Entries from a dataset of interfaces
****
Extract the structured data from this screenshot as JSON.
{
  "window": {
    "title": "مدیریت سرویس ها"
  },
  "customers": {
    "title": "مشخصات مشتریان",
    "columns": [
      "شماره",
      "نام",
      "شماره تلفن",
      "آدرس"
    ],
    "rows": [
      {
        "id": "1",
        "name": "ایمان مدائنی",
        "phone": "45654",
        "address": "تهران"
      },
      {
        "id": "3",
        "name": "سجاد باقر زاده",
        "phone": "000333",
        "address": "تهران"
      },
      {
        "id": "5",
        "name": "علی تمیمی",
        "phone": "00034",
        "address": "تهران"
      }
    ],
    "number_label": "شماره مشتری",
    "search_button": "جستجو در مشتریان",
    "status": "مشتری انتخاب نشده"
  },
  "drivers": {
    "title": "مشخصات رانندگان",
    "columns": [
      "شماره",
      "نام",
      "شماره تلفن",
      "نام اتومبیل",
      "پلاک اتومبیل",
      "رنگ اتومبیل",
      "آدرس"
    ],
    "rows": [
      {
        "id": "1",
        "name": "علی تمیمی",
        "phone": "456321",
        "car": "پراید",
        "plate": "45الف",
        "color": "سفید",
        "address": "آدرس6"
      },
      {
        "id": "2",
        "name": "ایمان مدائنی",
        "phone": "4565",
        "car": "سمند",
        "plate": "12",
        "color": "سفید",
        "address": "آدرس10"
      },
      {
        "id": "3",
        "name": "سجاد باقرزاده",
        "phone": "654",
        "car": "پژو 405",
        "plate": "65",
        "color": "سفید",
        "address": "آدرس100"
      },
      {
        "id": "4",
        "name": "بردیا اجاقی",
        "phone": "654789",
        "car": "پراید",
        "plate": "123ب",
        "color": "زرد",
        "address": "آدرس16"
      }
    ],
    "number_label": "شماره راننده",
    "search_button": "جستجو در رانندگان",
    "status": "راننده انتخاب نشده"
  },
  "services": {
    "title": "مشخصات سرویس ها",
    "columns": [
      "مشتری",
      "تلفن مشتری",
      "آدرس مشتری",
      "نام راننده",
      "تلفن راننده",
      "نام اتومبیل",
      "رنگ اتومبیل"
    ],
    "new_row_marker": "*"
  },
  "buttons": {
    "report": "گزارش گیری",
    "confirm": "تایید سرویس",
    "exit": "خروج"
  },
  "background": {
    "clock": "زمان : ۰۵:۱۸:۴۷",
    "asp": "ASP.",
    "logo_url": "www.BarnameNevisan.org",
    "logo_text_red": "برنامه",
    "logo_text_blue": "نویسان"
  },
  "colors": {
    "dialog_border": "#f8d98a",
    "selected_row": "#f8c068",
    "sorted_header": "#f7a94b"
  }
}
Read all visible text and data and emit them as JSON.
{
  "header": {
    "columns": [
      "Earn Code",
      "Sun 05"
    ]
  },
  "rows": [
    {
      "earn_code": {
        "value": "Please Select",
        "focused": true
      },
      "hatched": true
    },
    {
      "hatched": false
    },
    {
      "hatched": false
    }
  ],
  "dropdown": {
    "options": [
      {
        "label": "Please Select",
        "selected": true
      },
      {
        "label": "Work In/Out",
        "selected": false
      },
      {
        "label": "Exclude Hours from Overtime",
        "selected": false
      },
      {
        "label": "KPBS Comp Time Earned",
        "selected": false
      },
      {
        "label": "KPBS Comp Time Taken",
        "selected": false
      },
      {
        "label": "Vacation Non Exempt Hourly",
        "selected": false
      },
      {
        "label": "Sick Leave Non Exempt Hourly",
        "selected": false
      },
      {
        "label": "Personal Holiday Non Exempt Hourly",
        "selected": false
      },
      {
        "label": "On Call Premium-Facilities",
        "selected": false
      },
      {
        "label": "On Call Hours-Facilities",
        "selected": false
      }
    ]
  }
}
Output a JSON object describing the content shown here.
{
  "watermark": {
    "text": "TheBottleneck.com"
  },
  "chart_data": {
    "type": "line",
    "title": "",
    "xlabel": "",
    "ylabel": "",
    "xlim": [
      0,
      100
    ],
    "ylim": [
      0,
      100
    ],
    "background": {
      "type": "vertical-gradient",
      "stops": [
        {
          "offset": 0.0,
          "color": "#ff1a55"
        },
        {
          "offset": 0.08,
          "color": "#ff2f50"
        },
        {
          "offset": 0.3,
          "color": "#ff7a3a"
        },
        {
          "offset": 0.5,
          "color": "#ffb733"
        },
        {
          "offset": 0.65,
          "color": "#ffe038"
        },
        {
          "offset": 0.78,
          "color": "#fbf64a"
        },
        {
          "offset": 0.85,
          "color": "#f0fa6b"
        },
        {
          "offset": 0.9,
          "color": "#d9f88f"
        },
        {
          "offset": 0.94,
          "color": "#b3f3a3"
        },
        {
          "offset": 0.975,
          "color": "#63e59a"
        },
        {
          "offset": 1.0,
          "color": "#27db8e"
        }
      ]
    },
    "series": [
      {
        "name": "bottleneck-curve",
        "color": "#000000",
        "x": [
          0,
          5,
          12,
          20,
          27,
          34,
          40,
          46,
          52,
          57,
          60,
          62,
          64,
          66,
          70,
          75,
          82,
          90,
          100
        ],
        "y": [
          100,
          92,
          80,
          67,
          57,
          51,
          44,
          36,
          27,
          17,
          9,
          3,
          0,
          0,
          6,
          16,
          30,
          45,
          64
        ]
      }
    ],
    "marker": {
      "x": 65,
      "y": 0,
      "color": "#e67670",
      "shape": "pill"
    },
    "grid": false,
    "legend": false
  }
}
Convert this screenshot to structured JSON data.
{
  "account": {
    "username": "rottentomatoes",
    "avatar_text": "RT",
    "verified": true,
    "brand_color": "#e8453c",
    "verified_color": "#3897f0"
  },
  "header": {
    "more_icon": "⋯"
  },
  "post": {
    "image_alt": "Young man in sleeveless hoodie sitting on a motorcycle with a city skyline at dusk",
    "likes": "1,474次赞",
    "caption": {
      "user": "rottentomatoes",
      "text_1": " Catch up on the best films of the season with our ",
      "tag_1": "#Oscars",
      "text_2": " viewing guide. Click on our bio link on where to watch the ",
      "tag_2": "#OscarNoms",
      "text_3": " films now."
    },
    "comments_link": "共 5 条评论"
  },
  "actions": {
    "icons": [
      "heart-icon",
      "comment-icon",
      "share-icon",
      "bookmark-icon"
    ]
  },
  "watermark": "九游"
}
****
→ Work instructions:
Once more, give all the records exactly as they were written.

→ Response area:
Extract the structured data from this screenshot as JSON.
{
  "window": {
    "title": "مدیریت سرویس ها"
  },
  "customers": {
    "title": "مشخصات مشتریان",
    "columns": [
      "شماره",
      "نام",
      "شماره تلفن",
      "آدرس"
    ],
    "rows": [
      {
        "id": "1",
        "name": "ایمان مدائنی",
        "phone": "45654",
        "address": "تهران"
      },
      {
        "id": "3",
        "name": "سجاد باقر زاده",
        "phone": "000333",
        "address": "تهران"
      },
      {
        "id": "5",
        "name": "علی تمیمی",
        "phone": "00034",
        "address": "تهران"
      }
    ],
    "number_label": "شماره مشتری",
    "search_button": "جستجو در مشتریان",
    "status": "مشتری انتخاب نشده"
  },
  "drivers": {
    "title": "مشخصات رانندگان",
    "columns": [
      "شماره",
      "نام",
      "شماره تلفن",
      "نام اتومبیل",
      "پلاک اتومبیل",
      "رنگ اتومبیل",
      "آدرس"
    ],
    "rows": [
      {
        "id": "1",
        "name": "علی تمیمی",
        "phone": "456321",
        "car": "پراید",
        "plate": "45الف",
        "color": "سفید",
        "address": "آدرس6"
      },
      {
        "id": "2",
        "name": "ایمان مدائنی",
        "phone": "4565",
        "car": "سمند",
        "plate": "12",
        "color": "سفید",
        "address": "آدرس10"
      },
      {
        "id": "3",
        "name": "سجاد باقرزاده",
        "phone": "654",
        "car": "پژو 405",
        "plate": "65",
        "color": "سفید",
        "address": "آدرس100"
      },
      {
        "id": "4",
        "name": "بردیا اجاقی",
        "phone": "654789",
        "car": "پراید",
        "plate": "123ب",
        "color": "زرد",
        "address": "آدرس16"
      }
    ],
    "number_label": "شماره راننده",
    "search_button": "جستجو در رانندگان",
    "status": "راننده انتخاب نشده"
  },
  "services": {
    "title": "مشخصات سرویس ها",
    "columns": [
      "مشتری",
      "تلفن مشتری",
      "آدرس مشتری",
      "نام راننده",
      "تلفن راننده",
      "نام اتومبیل",
      "رنگ اتومبیل"
    ],
    "new_row_marker": "*"
  },
  "buttons": {
    "report": "گزارش گیری",
    "confirm": "تایید سرویس",
    "exit": "خروج"
  },
  "background": {
    "clock": "زمان : ۰۵:۱۸:۴۷",
    "asp": "ASP.",
    "logo_url": "www.BarnameNevisan.org",
    "logo_text_red": "برنامه",
    "logo_text_blue": "نویسان"
  },
  "colors": {
    "dialog_border": "#f8d98a",
    "selected_row": "#f8c068",
    "sorted_header": "#f7a94b"
  }
}
Read all visible text and data and emit them as JSON.
{
  "header": {
    "columns": [
      "Earn Code",
      "Sun 05"
    ]
  },
  "rows": [
    {
      "earn_code": {
        "value": "Please Select",
        "focused": true
      },
      "hatched": true
    },
    {
      "hatched": false
    },
    {
      "hatched": false
    }
  ],
  "dropdown": {
    "options": [
      {
        "label": "Please Select",
        "selected": true
      },
      {
        "label": "Work In/Out",
        "selected": false
      },
      {
        "label": "Exclude Hours from Overtime",
        "selected": false
      },
      {
        "label": "KPBS Comp Time Earned",
        "selected": false
      },
      {
        "label": "KPBS Comp Time Taken",
        "selected": false
      },
      {
        "label": "Vacation Non Exempt Hourly",
        "selected": false
      },
      {
        "label": "Sick Leave Non Exempt Hourly",
        "selected": false
      },
      {
        "label": "Personal Holiday Non Exempt Hourly",
        "selected": false
      },
      {
        "label": "On Call Premium-Facilities",
        "selected": false
      },
      {
        "label": "On Call Hours-Facilities",
        "selected": false
      }
    ]
  }
}
Output a JSON object describing the content shown here.
{
  "watermark": {
    "text": "TheBottleneck.com"
  },
  "chart_data": {
    "type": "line",
    "title": "",
    "xlabel": "",
    "ylabel": "",
    "xlim": [
      0,
      100
    ],
    "ylim": [
      0,
      100
    ],
    "background": {
      "type": "vertical-gradient",
      "stops": [
        {
          "offset": 0.0,
          "color": "#ff1a55"
        },
        {
          "offset": 0.08,
          "color": "#ff2f50"
        },
        {
          "offset": 0.3,
          "color": "#ff7a3a"
        },
        {
          "offset": 0.5,
          "color": "#ffb733"
        },
        {
          "offset": 0.65,
          "color": "#ffe038"
        },
        {
          "offset": 0.78,
          "color": "#fbf64a"
        },
        {
          "offset": 0.85,
          "color": "#f0fa6b"
        },
        {
          "offset": 0.9,
          "color": "#d9f88f"
        },
        {
          "offset": 0.94,
          "color": "#b3f3a3"
        },
        {
          "offset": 0.975,
          "color": "#63e59a"
        },
        {
          "offset": 1.0,
          "color": "#27db8e"
        }
      ]
    },
    "series": [
      {
        "name": "bottleneck-curve",
        "color": "#000000",
        "x": [
          0,
          5,
          12,
          20,
          27,
          34,
          40,
          46,
          52,
          57,
          60,
          62,
          64,
          66,
          70,
          75,
          82,
          90,
          100
        ],
        "y": [
          100,
          92,
          80,
          67,
          57,
          51,
          44,
          36,
          27,
          17,
          9,
          3,
          0,
          0,
          6,
          16,
          30,
          45,
          64
        ]
      }
    ],
    "marker": {
      "x": 65,
      "y": 0,
      "color": "#e67670",
      "shape": "pill"
    },
    "grid": false,
    "legend": false
  }
}
Convert this screenshot to structured JSON data.
{
  "account": {
    "username": "rottentomatoes",
    "avatar_text": "RT",
    "verified": true,
    "brand_color": "#e8453c",
    "verified_color": "#3897f0"
  },
  "header": {
    "more_icon": "⋯"
  },
  "post": {
    "image_alt": "Young man in sleeveless hoodie sitting on a motorcycle with a city skyline at dusk",
    "likes": "1,474次赞",
    "caption": {
      "user": "rottentomatoes",
      "text_1": " Catch up on the best films of the season with our ",
      "tag_1": "#Oscars",
      "text_2": " viewing guide. Click on our bio link on where to watch the ",
      "tag_2": "#OscarNoms",
      "text_3": " films now."
    },
    "comments_link": "共 5 条评论"
  },
  "actions": {
    "icons": [
      "heart-icon",
      "comment-icon",
      "share-icon",
      "bookmark-icon"
    ]
  },
  "watermark": "九游"
}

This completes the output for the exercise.